LAHORE: The law in Pakistan denies women the right to the same working hours as those of men by not allowing them to work late night, says World Bank’s Women Business and Law 2012 report released recently. It further says that women are barred from working in many industries and that there are no laws or constitutional provisions mandating equal pay for equal work.
The report “Removing Barriers to Economic Inclusion” further points out that there are no laws in Pakistan mandating non discrimination in hiring practices on the basis of gender. It is not illegal to ask a prospective employee about martial status during a job interview. Employees with minor children do not have any additional rights to flexible or part time work schedule, it adds. Even the payments made by working mothers for childcare are not tax free, it points out.
The report states that globally, women represent 49.6 percent of the total population, but they constitute only 40.8 percent of the total workforce in the formal sector. Differences in the way men and women are treated under the law may explain this gap, it adds. Successful lady entrepreneurs of Pakistan admit that the discrimination against fair gender is high, but things are improving.

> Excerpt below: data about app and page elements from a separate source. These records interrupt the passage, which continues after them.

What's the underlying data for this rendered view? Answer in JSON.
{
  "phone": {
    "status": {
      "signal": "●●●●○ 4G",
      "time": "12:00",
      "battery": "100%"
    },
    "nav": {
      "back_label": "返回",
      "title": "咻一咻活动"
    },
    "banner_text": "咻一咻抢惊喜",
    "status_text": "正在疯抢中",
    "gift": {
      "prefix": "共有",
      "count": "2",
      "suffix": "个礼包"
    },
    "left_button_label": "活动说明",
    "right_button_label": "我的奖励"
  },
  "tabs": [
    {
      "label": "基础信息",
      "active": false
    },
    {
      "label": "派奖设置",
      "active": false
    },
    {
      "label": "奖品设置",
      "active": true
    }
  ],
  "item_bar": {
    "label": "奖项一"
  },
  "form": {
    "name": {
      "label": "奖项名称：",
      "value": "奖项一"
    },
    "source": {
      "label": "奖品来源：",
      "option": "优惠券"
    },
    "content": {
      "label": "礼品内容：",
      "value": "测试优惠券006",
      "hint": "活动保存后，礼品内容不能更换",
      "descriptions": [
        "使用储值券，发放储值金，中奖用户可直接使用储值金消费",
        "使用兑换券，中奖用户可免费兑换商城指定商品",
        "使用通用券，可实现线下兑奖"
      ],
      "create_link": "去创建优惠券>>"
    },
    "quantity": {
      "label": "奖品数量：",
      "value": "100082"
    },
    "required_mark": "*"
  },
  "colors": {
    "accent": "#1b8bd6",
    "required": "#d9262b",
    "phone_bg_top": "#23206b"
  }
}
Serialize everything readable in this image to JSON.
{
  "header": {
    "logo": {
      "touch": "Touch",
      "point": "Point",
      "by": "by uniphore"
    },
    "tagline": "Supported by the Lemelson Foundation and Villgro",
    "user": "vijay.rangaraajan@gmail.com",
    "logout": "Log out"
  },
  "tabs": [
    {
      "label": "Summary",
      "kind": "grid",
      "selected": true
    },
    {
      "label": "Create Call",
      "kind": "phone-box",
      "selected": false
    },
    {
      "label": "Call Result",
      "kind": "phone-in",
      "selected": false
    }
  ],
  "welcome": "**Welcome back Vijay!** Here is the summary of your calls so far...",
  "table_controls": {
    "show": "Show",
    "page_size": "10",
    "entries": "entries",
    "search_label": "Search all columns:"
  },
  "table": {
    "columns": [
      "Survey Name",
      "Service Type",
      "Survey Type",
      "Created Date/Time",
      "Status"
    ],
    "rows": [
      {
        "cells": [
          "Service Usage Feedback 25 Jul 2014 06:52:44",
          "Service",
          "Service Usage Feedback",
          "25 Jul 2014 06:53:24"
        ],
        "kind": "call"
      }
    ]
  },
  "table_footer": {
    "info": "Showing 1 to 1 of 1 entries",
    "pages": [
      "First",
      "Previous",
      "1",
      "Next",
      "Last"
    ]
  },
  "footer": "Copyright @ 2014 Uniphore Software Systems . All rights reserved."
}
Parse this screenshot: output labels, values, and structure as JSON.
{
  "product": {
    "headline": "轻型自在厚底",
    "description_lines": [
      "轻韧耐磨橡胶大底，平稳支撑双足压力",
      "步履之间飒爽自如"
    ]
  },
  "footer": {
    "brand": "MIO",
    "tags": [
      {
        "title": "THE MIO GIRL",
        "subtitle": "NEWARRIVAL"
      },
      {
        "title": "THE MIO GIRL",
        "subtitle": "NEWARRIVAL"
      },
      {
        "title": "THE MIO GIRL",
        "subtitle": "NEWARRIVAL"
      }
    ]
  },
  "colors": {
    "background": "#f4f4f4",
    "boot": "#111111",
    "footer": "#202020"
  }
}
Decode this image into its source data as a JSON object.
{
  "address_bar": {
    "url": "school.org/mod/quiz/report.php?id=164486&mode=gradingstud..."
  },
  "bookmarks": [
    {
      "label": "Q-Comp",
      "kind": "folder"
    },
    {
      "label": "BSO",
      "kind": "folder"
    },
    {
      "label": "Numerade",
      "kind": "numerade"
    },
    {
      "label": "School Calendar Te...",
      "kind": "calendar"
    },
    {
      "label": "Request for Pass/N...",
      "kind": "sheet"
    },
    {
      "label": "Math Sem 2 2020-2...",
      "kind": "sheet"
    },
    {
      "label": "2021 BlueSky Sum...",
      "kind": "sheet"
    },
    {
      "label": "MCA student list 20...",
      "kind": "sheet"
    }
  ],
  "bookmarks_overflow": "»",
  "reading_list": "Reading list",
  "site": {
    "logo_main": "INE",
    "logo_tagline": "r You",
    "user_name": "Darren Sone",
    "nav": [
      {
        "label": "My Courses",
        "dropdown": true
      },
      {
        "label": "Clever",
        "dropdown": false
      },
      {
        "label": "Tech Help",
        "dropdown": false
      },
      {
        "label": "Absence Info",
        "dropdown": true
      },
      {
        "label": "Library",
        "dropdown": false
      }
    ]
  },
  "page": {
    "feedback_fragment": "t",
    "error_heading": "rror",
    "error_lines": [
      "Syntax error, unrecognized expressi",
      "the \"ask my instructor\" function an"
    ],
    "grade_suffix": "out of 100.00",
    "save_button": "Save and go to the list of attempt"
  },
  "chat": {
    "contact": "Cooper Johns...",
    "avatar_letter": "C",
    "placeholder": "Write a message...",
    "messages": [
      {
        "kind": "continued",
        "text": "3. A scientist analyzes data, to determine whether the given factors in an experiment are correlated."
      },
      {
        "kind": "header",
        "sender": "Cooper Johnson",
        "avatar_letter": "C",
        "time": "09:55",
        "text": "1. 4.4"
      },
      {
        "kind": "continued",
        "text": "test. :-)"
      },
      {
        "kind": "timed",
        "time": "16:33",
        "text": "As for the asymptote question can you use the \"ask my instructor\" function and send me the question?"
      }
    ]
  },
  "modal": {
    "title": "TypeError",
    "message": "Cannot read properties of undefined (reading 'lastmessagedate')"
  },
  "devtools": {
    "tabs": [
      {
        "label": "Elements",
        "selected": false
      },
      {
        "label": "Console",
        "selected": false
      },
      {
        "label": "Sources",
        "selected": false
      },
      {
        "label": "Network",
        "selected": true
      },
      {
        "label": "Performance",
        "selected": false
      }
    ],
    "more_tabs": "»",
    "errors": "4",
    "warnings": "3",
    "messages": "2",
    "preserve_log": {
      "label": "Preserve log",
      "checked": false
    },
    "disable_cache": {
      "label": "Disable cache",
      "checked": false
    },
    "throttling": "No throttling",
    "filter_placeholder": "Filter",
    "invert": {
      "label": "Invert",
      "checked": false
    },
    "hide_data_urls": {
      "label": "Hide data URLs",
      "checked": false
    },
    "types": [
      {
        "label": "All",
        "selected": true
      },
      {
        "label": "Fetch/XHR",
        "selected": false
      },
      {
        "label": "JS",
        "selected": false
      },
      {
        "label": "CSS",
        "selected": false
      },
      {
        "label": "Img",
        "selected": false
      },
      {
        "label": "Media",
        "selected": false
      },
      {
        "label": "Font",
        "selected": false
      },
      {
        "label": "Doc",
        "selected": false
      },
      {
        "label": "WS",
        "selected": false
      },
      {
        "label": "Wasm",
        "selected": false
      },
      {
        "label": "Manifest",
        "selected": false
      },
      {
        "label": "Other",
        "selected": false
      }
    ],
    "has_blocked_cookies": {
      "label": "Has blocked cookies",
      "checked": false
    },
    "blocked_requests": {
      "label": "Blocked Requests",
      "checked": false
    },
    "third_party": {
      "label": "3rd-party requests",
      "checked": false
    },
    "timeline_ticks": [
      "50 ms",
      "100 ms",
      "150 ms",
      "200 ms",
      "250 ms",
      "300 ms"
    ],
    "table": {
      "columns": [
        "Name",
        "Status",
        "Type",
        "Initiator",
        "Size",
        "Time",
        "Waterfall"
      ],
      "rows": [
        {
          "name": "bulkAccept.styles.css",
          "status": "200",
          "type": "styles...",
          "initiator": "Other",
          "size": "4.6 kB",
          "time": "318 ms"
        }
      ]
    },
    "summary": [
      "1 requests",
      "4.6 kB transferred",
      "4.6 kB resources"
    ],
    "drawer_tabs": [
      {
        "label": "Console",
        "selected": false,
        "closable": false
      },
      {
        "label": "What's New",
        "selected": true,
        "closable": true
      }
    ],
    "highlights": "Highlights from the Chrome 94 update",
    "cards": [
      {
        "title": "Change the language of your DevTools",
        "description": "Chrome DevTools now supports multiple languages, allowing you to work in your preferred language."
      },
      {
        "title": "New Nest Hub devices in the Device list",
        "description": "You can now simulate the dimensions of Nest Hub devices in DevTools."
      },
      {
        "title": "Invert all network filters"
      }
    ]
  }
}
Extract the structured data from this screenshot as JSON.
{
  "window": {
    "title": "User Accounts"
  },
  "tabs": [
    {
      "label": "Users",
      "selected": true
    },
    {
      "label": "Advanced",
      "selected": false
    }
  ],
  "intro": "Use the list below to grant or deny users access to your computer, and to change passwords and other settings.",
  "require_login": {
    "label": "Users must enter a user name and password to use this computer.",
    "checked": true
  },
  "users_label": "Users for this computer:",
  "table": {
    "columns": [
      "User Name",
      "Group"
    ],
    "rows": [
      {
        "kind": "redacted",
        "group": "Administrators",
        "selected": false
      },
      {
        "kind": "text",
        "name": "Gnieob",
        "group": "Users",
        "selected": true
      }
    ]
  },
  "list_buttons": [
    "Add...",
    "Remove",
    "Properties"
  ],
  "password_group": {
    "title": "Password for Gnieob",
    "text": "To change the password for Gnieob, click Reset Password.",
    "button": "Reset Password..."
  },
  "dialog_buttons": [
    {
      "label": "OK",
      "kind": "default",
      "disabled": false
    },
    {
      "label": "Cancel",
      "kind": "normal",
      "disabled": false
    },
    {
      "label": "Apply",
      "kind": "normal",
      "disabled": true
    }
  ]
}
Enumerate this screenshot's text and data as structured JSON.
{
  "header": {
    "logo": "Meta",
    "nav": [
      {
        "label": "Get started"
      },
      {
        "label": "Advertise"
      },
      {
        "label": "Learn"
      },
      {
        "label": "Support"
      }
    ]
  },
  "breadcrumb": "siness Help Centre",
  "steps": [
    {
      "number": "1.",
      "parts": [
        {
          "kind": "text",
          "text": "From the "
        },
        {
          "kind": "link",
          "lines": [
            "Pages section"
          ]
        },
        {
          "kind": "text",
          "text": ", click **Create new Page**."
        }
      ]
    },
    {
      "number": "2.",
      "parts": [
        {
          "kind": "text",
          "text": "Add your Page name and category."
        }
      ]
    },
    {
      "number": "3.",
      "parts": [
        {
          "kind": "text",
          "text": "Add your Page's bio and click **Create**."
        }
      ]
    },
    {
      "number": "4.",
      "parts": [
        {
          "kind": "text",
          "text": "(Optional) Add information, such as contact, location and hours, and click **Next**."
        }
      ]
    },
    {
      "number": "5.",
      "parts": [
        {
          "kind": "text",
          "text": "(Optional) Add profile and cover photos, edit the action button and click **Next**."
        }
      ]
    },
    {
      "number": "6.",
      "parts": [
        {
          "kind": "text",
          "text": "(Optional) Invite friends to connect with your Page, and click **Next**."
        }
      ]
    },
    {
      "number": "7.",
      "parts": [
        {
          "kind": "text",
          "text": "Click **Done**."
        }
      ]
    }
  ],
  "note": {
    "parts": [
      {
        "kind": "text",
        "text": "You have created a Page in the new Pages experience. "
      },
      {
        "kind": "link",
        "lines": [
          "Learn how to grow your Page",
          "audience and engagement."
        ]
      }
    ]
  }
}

Kiran Chaudhry, the head of a spinning mill and managing committee member of All Pakistan Textile Mills Association, said there is no gender bias at least in the corporate sector. “My being female helps me as my colleagues in the same business extend full cooperation,” she said. She said the law provides equal access to credit to both genders, but somehow the fair gender is generally denied credit. “The lower education level of women is the main hindrance in this regard,” she said. Highly educated women are as successful entrepreneurs as men, she said.
Women rights activist Sofia Asif said that in all economies, married women face as many or more discrimination than unmarried women. Pakistani women in business still complain of problems that are not faced by men, she said.
President Islamabad Women Chamber of Commerce and Industry Samina Fazil said that domestic work takes away a lot of time and energy of women, which makes it difficult for them to run their business successfully. Women are not treated equally and the system pushes them to the back, she added.
Women as CEOs are still not as common as should be in Pakistan, she said. Even educated women in business were discouraged from contesting election in trade associations, but now there are over 70 female board members in business associations across Pakistan, she said.
The Sahiwal Chamber last year elected its first-ever female president. The vice president of Lahore Chamber of Commerce and Industry is a lady, she added. Naushaba Shakeel, who is associated with a financial association, deplored that women in Pakistan are generally denied permanent contracts, safe work environment, and freedom of association.